[RAW DATA]

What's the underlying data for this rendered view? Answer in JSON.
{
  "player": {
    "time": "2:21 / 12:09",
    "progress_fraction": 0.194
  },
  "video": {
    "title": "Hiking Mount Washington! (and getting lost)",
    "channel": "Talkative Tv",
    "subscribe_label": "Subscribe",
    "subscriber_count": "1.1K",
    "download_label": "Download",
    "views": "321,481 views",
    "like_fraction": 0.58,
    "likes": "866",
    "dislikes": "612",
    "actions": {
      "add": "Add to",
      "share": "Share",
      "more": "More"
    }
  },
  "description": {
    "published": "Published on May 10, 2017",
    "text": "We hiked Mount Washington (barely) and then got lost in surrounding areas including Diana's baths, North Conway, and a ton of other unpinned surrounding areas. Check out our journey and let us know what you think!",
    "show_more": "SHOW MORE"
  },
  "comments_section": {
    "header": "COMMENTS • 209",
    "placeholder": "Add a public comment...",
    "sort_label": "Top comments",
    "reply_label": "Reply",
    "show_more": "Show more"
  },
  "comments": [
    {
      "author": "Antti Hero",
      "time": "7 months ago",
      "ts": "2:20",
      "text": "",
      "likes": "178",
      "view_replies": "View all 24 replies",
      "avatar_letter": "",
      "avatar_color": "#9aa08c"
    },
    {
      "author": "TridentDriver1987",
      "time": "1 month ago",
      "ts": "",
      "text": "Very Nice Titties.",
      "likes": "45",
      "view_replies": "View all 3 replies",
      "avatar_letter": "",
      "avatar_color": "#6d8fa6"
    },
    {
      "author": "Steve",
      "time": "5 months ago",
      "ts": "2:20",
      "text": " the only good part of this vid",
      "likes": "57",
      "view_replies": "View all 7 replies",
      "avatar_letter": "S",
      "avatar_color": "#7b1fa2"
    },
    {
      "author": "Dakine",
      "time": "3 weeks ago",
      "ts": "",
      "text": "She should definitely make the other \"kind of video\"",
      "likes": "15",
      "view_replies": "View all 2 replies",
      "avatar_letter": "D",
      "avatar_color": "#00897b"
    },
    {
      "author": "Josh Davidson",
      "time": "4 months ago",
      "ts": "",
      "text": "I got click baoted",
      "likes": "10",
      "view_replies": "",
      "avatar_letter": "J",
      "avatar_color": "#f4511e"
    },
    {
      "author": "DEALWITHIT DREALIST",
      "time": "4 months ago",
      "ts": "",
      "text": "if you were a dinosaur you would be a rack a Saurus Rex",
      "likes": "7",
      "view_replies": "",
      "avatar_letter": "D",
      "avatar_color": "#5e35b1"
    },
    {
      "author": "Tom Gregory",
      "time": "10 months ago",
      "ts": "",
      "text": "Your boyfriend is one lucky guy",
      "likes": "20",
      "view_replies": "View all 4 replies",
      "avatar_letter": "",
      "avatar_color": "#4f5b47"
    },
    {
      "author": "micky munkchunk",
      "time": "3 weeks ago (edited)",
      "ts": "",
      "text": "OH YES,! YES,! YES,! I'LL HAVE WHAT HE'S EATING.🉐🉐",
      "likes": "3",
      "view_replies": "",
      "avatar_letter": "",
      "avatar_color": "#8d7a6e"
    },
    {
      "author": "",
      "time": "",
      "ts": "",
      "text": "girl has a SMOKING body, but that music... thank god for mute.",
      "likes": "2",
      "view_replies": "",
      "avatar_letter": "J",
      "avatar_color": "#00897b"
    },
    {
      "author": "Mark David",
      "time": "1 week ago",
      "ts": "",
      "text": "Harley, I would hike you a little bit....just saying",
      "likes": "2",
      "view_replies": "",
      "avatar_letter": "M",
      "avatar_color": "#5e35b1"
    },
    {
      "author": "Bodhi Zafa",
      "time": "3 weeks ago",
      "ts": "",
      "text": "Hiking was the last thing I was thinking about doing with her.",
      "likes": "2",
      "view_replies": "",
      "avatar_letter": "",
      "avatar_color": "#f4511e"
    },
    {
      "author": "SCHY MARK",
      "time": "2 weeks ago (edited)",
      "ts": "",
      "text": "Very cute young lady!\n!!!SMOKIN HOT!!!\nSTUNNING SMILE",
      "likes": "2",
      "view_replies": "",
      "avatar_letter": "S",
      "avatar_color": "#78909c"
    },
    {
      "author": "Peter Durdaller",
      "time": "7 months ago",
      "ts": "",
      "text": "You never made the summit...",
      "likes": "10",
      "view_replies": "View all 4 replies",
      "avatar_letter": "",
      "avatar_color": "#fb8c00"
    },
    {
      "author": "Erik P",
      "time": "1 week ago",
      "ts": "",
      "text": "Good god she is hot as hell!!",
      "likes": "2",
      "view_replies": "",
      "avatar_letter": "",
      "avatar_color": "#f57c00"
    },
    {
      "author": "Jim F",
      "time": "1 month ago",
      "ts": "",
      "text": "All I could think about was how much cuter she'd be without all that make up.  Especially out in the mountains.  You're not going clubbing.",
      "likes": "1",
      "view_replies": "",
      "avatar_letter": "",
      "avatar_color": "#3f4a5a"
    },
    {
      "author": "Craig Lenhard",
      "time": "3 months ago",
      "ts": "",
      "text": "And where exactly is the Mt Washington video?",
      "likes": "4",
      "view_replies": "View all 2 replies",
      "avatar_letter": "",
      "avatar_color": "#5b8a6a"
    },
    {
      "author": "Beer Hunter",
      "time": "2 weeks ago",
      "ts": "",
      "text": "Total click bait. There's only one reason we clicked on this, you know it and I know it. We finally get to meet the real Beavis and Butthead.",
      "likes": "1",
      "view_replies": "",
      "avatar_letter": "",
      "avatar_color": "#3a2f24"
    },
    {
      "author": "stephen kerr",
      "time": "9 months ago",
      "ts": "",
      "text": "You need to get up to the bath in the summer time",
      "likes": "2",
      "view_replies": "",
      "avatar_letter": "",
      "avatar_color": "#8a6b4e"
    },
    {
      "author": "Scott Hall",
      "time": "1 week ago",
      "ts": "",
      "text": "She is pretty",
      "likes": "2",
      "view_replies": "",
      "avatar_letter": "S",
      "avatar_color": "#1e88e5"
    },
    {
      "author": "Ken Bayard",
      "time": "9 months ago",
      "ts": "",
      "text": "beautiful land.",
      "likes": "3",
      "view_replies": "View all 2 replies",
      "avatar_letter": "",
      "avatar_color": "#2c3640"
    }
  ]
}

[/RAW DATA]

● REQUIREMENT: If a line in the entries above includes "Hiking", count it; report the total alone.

● TASK ANSWER: 2